In newer plugins I draw lines slightly in front of faces like this:
instead of like this where it looks as the previewed face is a very, very low box:
For a better experience in the vast majorette of situations (consistent line width and easier to understand geometry) a trade off is needed to be made in some rare situations (when zooming out far away). I think the SketchUp team did the right derision to do this. However, now that screens are getting higher resolution, it may be a good idea for them to tweak how much closer to the camera lines are drawn.
Thanks for your explanation, @eneroth3.
I think the SketchUp team did the right derision to do this.
They may have made the right decision to do it, but still implemented it poorly.
I don’t really know how rendering is done in SU, but I would assume that at some level the render engine needs to determine which lines will be visible from the current camera angle. This should be done based on the original geometry, not the altered geometry. So the render engine shouldn’t even be trying to draw those lines.
This is because the lines are drawn slightly in front of the faces…

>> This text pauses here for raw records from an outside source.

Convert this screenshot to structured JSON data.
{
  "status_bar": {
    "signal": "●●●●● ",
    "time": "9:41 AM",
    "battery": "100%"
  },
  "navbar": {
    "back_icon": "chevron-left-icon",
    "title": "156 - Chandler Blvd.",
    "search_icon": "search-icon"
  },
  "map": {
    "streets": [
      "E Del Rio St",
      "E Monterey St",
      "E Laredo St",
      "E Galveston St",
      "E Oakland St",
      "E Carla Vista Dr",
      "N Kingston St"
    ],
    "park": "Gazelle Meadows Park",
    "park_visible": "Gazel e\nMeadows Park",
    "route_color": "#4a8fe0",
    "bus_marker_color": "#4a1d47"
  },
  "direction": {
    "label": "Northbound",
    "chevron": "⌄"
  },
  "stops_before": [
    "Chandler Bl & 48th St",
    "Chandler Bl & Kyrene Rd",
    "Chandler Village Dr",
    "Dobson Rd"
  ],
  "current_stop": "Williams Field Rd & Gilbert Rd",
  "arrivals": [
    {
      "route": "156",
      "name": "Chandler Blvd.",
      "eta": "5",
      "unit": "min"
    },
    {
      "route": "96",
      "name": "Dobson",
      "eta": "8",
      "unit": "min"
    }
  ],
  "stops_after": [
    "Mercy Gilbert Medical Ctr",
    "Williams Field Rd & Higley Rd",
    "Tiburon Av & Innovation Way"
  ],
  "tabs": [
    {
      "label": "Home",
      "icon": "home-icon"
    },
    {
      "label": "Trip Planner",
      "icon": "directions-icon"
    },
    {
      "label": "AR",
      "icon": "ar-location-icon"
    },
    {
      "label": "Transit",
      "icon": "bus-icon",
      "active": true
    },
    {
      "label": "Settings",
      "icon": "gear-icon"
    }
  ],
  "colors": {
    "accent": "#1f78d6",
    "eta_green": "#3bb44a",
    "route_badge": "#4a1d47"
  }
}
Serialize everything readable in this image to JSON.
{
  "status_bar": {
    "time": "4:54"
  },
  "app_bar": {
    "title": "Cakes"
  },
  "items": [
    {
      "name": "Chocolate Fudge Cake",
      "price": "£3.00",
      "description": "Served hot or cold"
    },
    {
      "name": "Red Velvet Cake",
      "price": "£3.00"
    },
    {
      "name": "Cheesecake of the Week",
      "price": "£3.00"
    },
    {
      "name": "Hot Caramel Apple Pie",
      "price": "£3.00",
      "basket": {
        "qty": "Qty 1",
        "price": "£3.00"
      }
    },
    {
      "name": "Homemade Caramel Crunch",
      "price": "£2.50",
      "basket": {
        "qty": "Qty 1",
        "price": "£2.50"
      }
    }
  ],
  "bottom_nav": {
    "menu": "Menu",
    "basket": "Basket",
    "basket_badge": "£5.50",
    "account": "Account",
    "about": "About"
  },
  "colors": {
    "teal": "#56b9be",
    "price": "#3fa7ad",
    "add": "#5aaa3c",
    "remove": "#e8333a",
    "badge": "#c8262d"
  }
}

My naive understanding of this is that this should be an adjustment done in the drawing process, not in the actual model, since “in front of the faces” is relative to the camera position. Change the camera position and then the lines must be drawn in a different position.
Determining which lines (or which portions of lines) are drawn, should be done based on the model prior to drawing anything.

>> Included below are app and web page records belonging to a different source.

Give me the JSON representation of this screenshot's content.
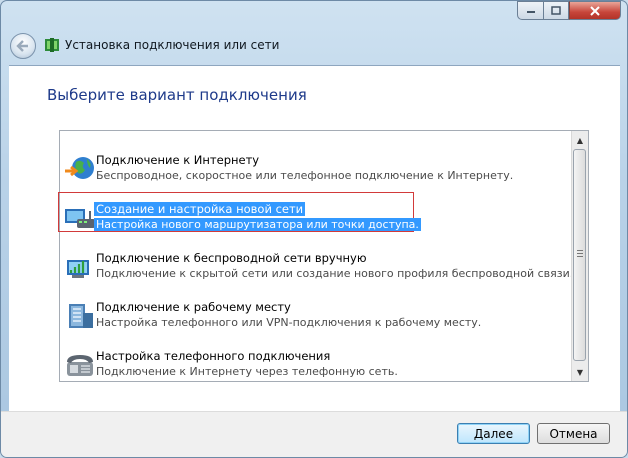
{
  "window": {
    "title": "Установка подключения или сети"
  },
  "main": {
    "heading": "Выберите вариант подключения",
    "options": [
      {
        "title": "Подключение к Интернету",
        "description": "Беспроводное, скоростное или телефонное подключение к Интернету.",
        "icon": "globe-network-icon",
        "selected": false
      },
      {
        "title": "Создание и настройка новой сети",
        "description": "Настройка нового маршрутизатора или точки доступа.",
        "icon": "router-network-icon",
        "selected": true
      },
      {
        "title": "Подключение к беспроводной сети вручную",
        "description": "Подключение к скрытой сети или создание нового профиля беспроводной связи.",
        "icon": "wireless-network-icon",
        "selected": false
      },
      {
        "title": "Подключение к рабочему месту",
        "description": "Настройка телефонного или VPN-подключения к рабочему месту.",
        "icon": "workplace-vpn-icon",
        "selected": false
      },
      {
        "title": "Настройка телефонного подключения",
        "description": "Подключение к Интернету через телефонную сеть.",
        "icon": "dialup-phone-icon",
        "selected": false
      }
    ]
  },
  "footer": {
    "next_label": "Далее",
    "cancel_label": "Отмена"
  },
  "colors": {
    "heading": "#1e3a8a",
    "selection": "#3399ff",
    "focus_outline": "#d23a3a"
  }
}
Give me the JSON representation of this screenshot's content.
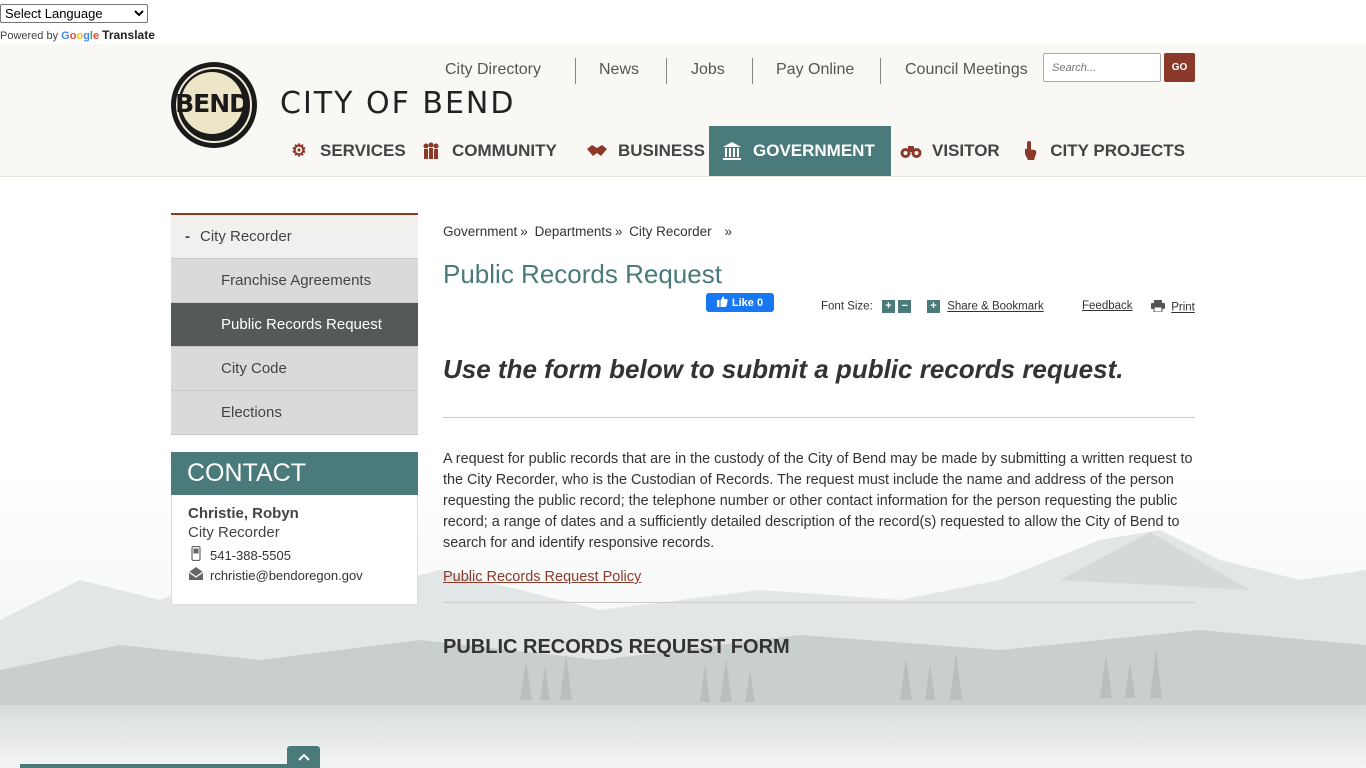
{
  "translate": {
    "select_label": "Select Language",
    "powered_by": "Powered by",
    "google": "Google",
    "translate_word": "Translate"
  },
  "brand": {
    "logo_text": "BEND",
    "city_name": "CITY OF BEND"
  },
  "top_links": [
    "City Directory",
    "News",
    "Jobs",
    "Pay Online",
    "Council Meetings"
  ],
  "search": {
    "placeholder": "Search...",
    "go_label": "GO"
  },
  "nav": {
    "items": [
      {
        "label": "SERVICES",
        "icon": "gears-icon"
      },
      {
        "label": "COMMUNITY",
        "icon": "people-icon"
      },
      {
        "label": "BUSINESS",
        "icon": "handshake-icon"
      },
      {
        "label": "GOVERNMENT",
        "icon": "capitol-building-icon",
        "active": true
      },
      {
        "label": "VISITOR",
        "icon": "binoculars-icon"
      },
      {
        "label": "CITY PROJECTS",
        "icon": "pointer-hand-icon"
      }
    ]
  },
  "sidebar": {
    "parent": "City Recorder",
    "parent_prefix": "-",
    "items": [
      "Franchise Agreements",
      "Public Records Request",
      "City Code",
      "Elections"
    ],
    "active_index": 1
  },
  "contact": {
    "heading": "CONTACT",
    "name": "Christie, Robyn",
    "title": "City Recorder",
    "phone": "541-388-5505",
    "email": "rchristie@bendoregon.gov"
  },
  "breadcrumb": {
    "items": [
      "Government",
      "Departments",
      "City Recorder"
    ],
    "separator": "»"
  },
  "page": {
    "title": "Public Records Request",
    "subheading": "Use the form below to submit a public records request.",
    "paragraph": "A request for public records that are in the custody of the City of Bend may be made by submitting a written request to the City Recorder, who is the Custodian of Records. The request must include the name and address of the person requesting the public record; the telephone number or other contact information for the person requesting the public record; a range of dates and a sufficiently detailed description of the record(s) requested to allow the City of Bend to search for and identify responsive records.",
    "policy_link": "Public Records Request Policy",
    "form_heading": "PUBLIC RECORDS REQUEST FORM"
  },
  "tools": {
    "fb_like": "Like 0",
    "font_size_label": "Font Size:",
    "share": "Share & Bookmark",
    "feedback": "Feedback",
    "print": "Print"
  },
  "colors": {
    "teal": "#4a7b7a",
    "rust": "#8b3a2a"
  }
}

An alternate approach would be to make the lines thicker rather than closer. There are probably a number of things that could have been done. I wish they would have chosen a solution that didn’t have a side-effect that occurs so frequently and noticeably…
They chose to use OpenGL for rendering.
This is because the lines are drawn slightly in front of the faces…
@DaveR, you mean OpenGL is doing this?
From the help centre:
Note: If you pull up an entity a small amount (less than an inch (2.54 cm), edges are visible through the entity. This is a rendering limitation that affects all 3D programs. Your entity must be an inch or more thick before this effect goes away. If the edges showing through are an issue, select the edge, context-click it, and choose Hide.
If you want the full technical discussion of what is going on, see these pages: https://www.opengl.org/archives/resources/faq/technical/depthbuffer.htm
So, theoretically, would it be possible to change the depth buffer through the json patcheditor?
I could imagine different depths for different templates, so that the bleed effect would start at a different height/distance.